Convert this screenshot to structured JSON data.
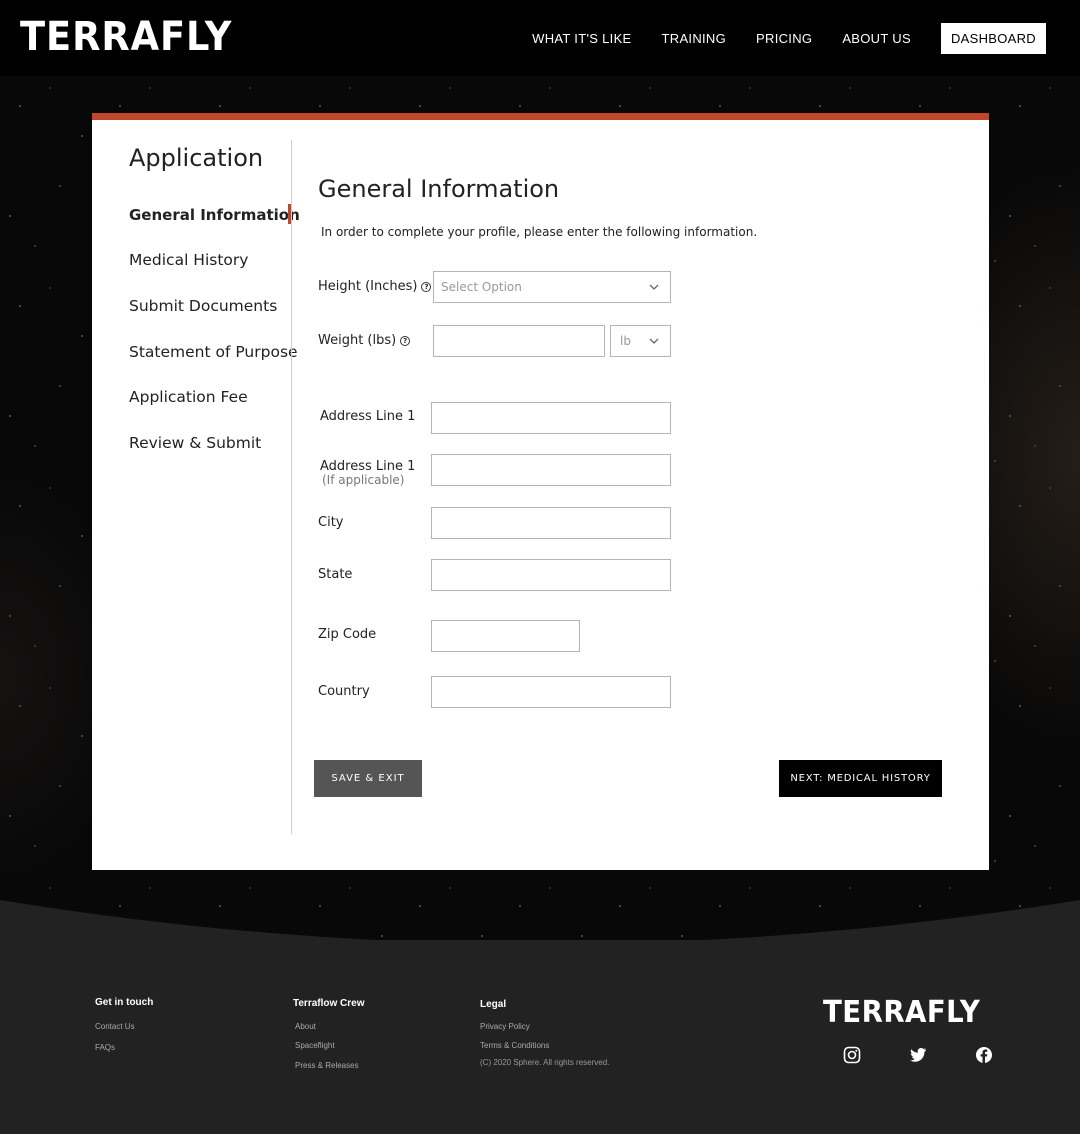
{
  "header": {
    "logo": "TERRAFLY",
    "nav": [
      "WHAT IT'S LIKE",
      "TRAINING",
      "PRICING",
      "ABOUT US"
    ],
    "dashboard_label": "DASHBOARD"
  },
  "sidebar": {
    "title": "Application",
    "items": [
      {
        "label": "General Information"
      },
      {
        "label": "Medical History"
      },
      {
        "label": "Submit Documents"
      },
      {
        "label": "Statement of Purpose"
      },
      {
        "label": "Application Fee"
      },
      {
        "label": "Review & Submit"
      }
    ]
  },
  "form": {
    "title": "General Information",
    "intro": "In order to complete your profile, please enter the following information.",
    "height_label": "Height (Inches)",
    "height_placeholder": "Select Option",
    "weight_label": "Weight (lbs)",
    "weight_unit": "lb",
    "address1_label": "Address Line 1",
    "address2_label": "Address Line 1",
    "address2_sublabel": "(If applicable)",
    "city_label": "City",
    "state_label": "State",
    "zip_label": "Zip Code",
    "country_label": "Country",
    "save_label": "SAVE & EXIT",
    "next_label": "NEXT: MEDICAL HISTORY"
  },
  "footer": {
    "col1": {
      "heading": "Get in touch",
      "links": [
        "Contact Us",
        "FAQs"
      ]
    },
    "col2": {
      "heading": "Terraflow Crew",
      "links": [
        "About",
        "Spaceflight",
        "Press & Releases"
      ]
    },
    "col3": {
      "heading": "Legal",
      "links": [
        "Privacy Policy",
        "Terms & Conditions"
      ],
      "copyright": "(C) 2020 Sphere. All rights reserved."
    },
    "logo": "TERRAFLY",
    "social_icons": [
      "instagram-icon",
      "twitter-icon",
      "facebook-icon"
    ]
  },
  "colors": {
    "accent": "#c0472a",
    "header_bg": "#000000",
    "footer_bg": "#222222"
  }
}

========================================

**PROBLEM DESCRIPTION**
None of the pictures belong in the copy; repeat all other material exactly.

**EXERCISE OUTPUT**
Convert this screenshot to structured JSON data.
{
  "header": {
    "logo": "TERRAFLY",
    "nav": [
      "WHAT IT'S LIKE",
      "TRAINING",
      "PRICING",
      "ABOUT US"
    ],
    "dashboard_label": "DASHBOARD"
  },
  "sidebar": {
    "title": "Application",
    "items": [
      {
        "label": "General Information"
      },
      {
        "label": "Medical History"
      },
      {
        "label": "Submit Documents"
      },
      {
        "label": "Statement of Purpose"
      },
      {
        "label": "Application Fee"
      },
      {
        "label": "Review & Submit"
      }
    ]
  },
  "form": {
    "title": "General Information",
    "intro": "In order to complete your profile, please enter the following information.",
    "height_label": "Height (Inches)",
    "height_placeholder": "Select Option",
    "weight_label": "Weight (lbs)",
    "weight_unit": "lb",
    "address1_label": "Address Line 1",
    "address2_label": "Address Line 1",
    "address2_sublabel": "(If applicable)",
    "city_label": "City",
    "state_label": "State",
    "zip_label": "Zip Code",
    "country_label": "Country",
    "save_label": "SAVE & EXIT",
    "next_label": "NEXT: MEDICAL HISTORY"
  },
  "footer": {
    "col1": {
      "heading": "Get in touch",
      "links": [
        "Contact Us",
        "FAQs"
      ]
    },
    "col2": {
      "heading": "Terraflow Crew",
      "links": [
        "About",
        "Spaceflight",
        "Press & Releases"
      ]
    },
    "col3": {
      "heading": "Legal",
      "links": [
        "Privacy Policy",
        "Terms & Conditions"
      ],
      "copyright": "(C) 2020 Sphere. All rights reserved."
    },
    "logo": "TERRAFLY",
    "social_icons": [
      "instagram-icon",
      "twitter-icon",
      "facebook-icon"
    ]
  },
  "colors": {
    "accent": "#c0472a",
    "header_bg": "#000000",
    "footer_bg": "#222222"
  }
}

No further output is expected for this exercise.